The Robredo camp also responded in kind, expressing shock over Isko’s tirades against the vice-president.
“We were shocked that despite that clear statement from the Vice-President, Mayor Isko has said these words against her. He even made remarks that seemed to be insulting VP Leni when all she has for him is respect,” Barry Gutiérrez, Robredo’s spokesperson, told the media, underlying Robredo’s decision not to divulge any compromising details about her conversations with Isko over the issue of Marcoses.
Amid vicious infighting among opposition candidates, Ferdinand “Bongbong” Marcos, the scion of the former dictator, has been rapidly consolidating his position. The latest surveys show he is now the leading candidate in the National Capital Region (NCR) and the broader northern island of Luzon, the seat of power and industries in the Philippines.
Marcos is also statistically tied with presidential daughter Sara Duterte, who is yet to reveal her final plans for the presidency since she can still become a “substitute” candidate for one of the administration placeholder candidates next year.
Seizing the momentum, Bongbong Marcos, a former senator, was calling for a united front in next year’s elections, with Sara or Duterte’s preferred successor, Senator Christopher “Bong” Go, as his potential running-mate.
“We’re the only ones left on the administration side. In fact, I think all presidential candidates now have identified themselves with the opposition,” Marcos said last week, emphasizing his loyalty to the Dutertes.

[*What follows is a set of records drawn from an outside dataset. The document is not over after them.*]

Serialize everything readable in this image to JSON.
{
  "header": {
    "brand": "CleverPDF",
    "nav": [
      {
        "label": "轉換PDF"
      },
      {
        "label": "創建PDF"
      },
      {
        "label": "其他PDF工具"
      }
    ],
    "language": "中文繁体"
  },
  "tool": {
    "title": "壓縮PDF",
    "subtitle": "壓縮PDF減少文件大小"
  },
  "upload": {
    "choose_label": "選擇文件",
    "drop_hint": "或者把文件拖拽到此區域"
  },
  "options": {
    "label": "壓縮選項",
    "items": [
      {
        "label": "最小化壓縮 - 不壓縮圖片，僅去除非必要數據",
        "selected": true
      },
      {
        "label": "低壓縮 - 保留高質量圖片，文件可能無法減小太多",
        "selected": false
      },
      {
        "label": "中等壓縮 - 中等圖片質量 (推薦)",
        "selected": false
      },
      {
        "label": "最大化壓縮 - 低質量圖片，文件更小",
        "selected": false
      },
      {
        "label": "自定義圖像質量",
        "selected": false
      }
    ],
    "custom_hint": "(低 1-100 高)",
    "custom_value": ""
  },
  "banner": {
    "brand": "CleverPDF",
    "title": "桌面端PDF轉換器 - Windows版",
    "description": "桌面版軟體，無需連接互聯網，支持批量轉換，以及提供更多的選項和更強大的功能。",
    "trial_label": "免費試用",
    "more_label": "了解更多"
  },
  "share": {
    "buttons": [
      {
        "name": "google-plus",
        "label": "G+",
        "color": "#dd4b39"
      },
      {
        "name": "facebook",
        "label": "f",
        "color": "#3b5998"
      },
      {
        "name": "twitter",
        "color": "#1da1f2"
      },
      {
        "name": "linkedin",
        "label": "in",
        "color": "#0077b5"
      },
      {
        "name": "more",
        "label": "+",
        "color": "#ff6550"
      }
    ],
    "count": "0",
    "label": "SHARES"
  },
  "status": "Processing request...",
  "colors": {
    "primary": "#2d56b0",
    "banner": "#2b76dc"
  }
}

“We have always considered ourselves, myself, a Duterte supporter. That alliance has been there since the beginning of his administration and even before that,” said the sole son of the former dictator, calling on the incumbent to support his bid for the presidency.
“In politics, these alliances are supremely important. The question now is [that] now we have formed those alliances, how to strengthen them and how to use them to the maximum effect during the campaign and subsequently the election,” Marcos added, sensing a unique opportunity to seize back Malacañang after decades in the political wilderness.